*What the exercise asks*
Repeat the data word for word, excluding every picture.

-- Opening Marker --

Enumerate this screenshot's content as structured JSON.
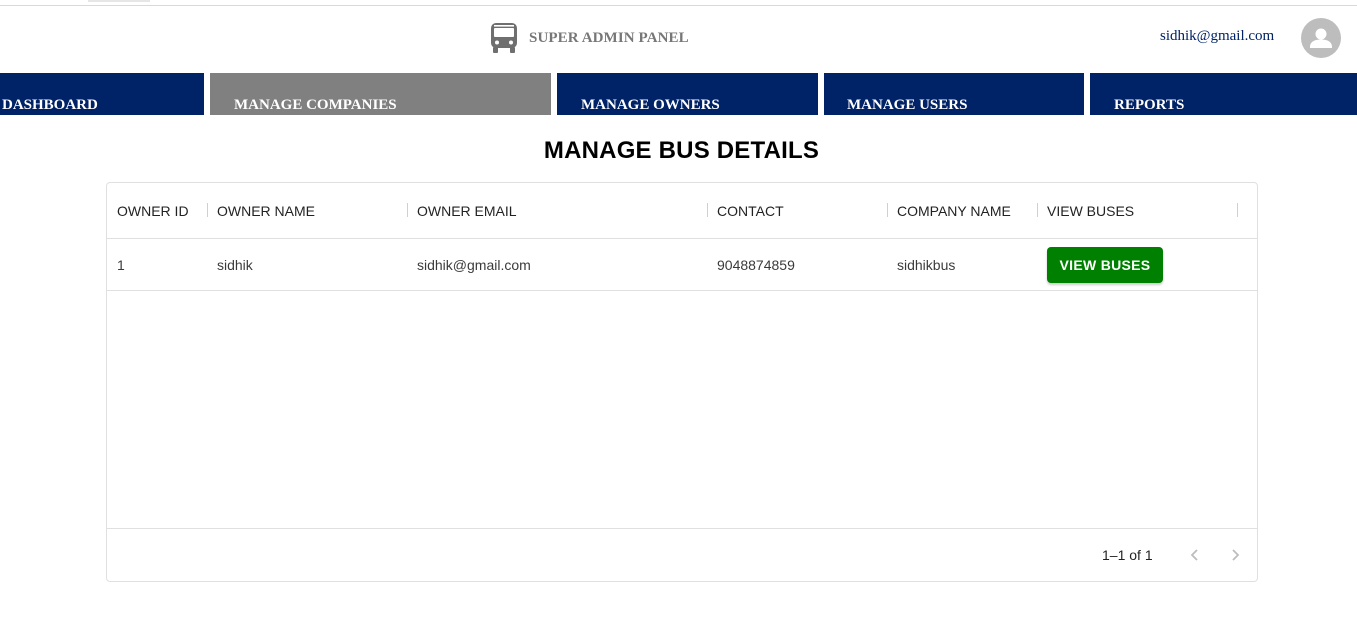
{
  "header": {
    "title": "SUPER ADMIN PANEL",
    "brand_icon": "bus-icon",
    "user_email": "sidhik@gmail.com",
    "avatar_icon": "person-icon"
  },
  "nav": {
    "items": [
      {
        "label": "DASHBOARD"
      },
      {
        "label": "MANAGE COMPANIES"
      },
      {
        "label": "MANAGE OWNERS"
      },
      {
        "label": "MANAGE USERS"
      },
      {
        "label": "REPORTS"
      }
    ],
    "active": "MANAGE COMPANIES"
  },
  "page": {
    "title": "MANAGE BUS DETAILS"
  },
  "table": {
    "columns": [
      "OWNER ID",
      "OWNER NAME",
      "OWNER EMAIL",
      "CONTACT",
      "COMPANY NAME",
      "VIEW BUSES"
    ],
    "rows": [
      {
        "owner_id": "1",
        "owner_name": "sidhik",
        "owner_email": "sidhik@gmail.com",
        "contact": "9048874859",
        "company_name": "sidhikbus",
        "action_label": "VIEW BUSES"
      }
    ],
    "pagination": {
      "info": "1–1 of 1",
      "prev_icon": "chevron-left-icon",
      "next_icon": "chevron-right-icon"
    }
  },
  "colors": {
    "nav_bg": "#002266",
    "nav_active_bg": "#808080",
    "button_green": "#008000",
    "email_blue": "#002266"
  }
}
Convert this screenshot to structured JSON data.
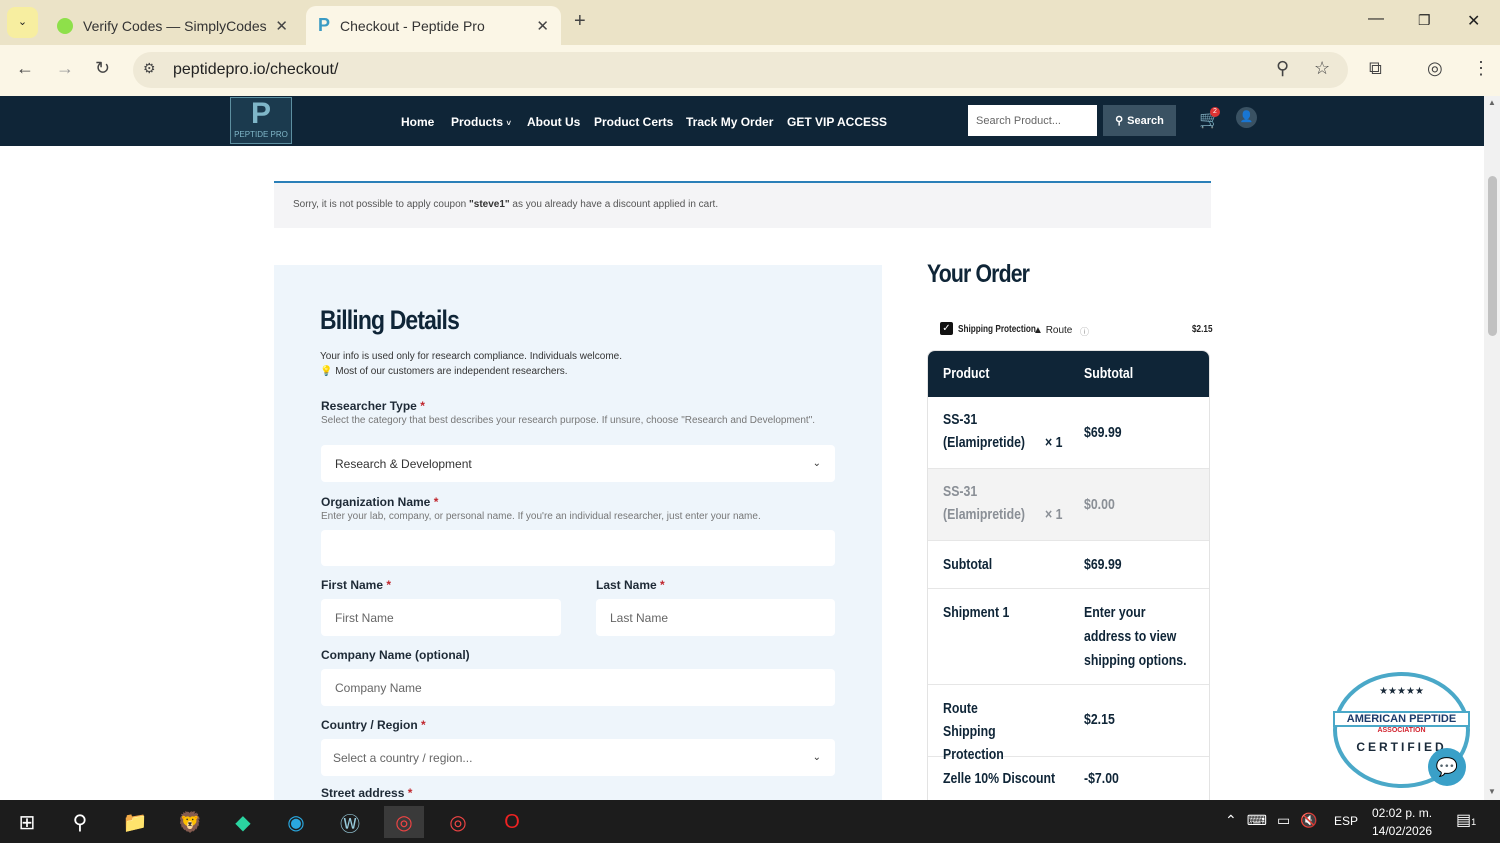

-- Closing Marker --

*Exercise answer*
Enumerate this screenshot's content as structured JSON.
{
  "header": {
    "title": "SUPER ADMIN PANEL",
    "brand_icon": "bus-icon",
    "user_email": "sidhik@gmail.com",
    "avatar_icon": "person-icon"
  },
  "nav": {
    "items": [
      {
        "label": "DASHBOARD"
      },
      {
        "label": "MANAGE COMPANIES"
      },
      {
        "label": "MANAGE OWNERS"
      },
      {
        "label": "MANAGE USERS"
      },
      {
        "label": "REPORTS"
      }
    ],
    "active": "MANAGE COMPANIES"
  },
  "page": {
    "title": "MANAGE BUS DETAILS"
  },
  "table": {
    "columns": [
      "OWNER ID",
      "OWNER NAME",
      "OWNER EMAIL",
      "CONTACT",
      "COMPANY NAME",
      "VIEW BUSES"
    ],
    "rows": [
      {
        "owner_id": "1",
        "owner_name": "sidhik",
        "owner_email": "sidhik@gmail.com",
        "contact": "9048874859",
        "company_name": "sidhikbus",
        "action_label": "VIEW BUSES"
      }
    ],
    "pagination": {
      "info": "1–1 of 1",
      "prev_icon": "chevron-left-icon",
      "next_icon": "chevron-right-icon"
    }
  },
  "colors": {
    "nav_bg": "#002266",
    "nav_active_bg": "#808080",
    "button_green": "#008000",
    "email_blue": "#002266"
  }
}
Convert this screenshot to structured JSON data.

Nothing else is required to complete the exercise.